**WORK REQUEST:**
The expected answer comprises all lines from the entries that contain the string "permissions".

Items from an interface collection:
★ ★ ★ ★ ★

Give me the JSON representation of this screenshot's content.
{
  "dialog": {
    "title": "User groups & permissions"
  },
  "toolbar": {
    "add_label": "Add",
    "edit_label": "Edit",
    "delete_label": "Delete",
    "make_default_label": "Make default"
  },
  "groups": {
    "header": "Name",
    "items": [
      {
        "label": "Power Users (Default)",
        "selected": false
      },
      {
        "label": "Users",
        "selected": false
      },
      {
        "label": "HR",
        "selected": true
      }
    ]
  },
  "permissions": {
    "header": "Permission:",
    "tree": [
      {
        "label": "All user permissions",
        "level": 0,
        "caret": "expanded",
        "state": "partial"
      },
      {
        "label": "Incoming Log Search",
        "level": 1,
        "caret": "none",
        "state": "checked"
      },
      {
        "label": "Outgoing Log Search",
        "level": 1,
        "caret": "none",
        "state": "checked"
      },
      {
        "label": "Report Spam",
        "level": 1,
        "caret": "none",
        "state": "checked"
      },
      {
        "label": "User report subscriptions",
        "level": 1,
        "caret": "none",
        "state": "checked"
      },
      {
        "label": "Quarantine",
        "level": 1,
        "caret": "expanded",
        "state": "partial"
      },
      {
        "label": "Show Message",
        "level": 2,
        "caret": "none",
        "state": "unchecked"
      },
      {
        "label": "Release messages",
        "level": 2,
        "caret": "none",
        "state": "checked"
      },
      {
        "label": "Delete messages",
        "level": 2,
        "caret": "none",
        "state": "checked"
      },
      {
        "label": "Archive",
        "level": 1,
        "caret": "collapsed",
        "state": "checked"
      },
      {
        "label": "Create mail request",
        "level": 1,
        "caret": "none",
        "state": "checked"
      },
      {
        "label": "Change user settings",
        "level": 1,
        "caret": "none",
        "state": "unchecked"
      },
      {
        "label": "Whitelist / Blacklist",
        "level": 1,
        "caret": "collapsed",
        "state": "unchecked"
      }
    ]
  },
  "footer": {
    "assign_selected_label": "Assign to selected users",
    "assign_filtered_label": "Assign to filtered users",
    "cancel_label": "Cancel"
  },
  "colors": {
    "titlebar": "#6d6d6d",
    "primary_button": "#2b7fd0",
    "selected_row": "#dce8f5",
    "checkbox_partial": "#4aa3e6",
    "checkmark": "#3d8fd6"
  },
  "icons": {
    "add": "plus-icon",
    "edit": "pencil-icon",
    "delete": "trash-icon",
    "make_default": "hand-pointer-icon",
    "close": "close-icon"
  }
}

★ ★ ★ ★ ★

**SOLUTION TO THE PROBLEM:**
    "title": "User groups & permissions"
  "permissions": {
        "label": "All user permissions",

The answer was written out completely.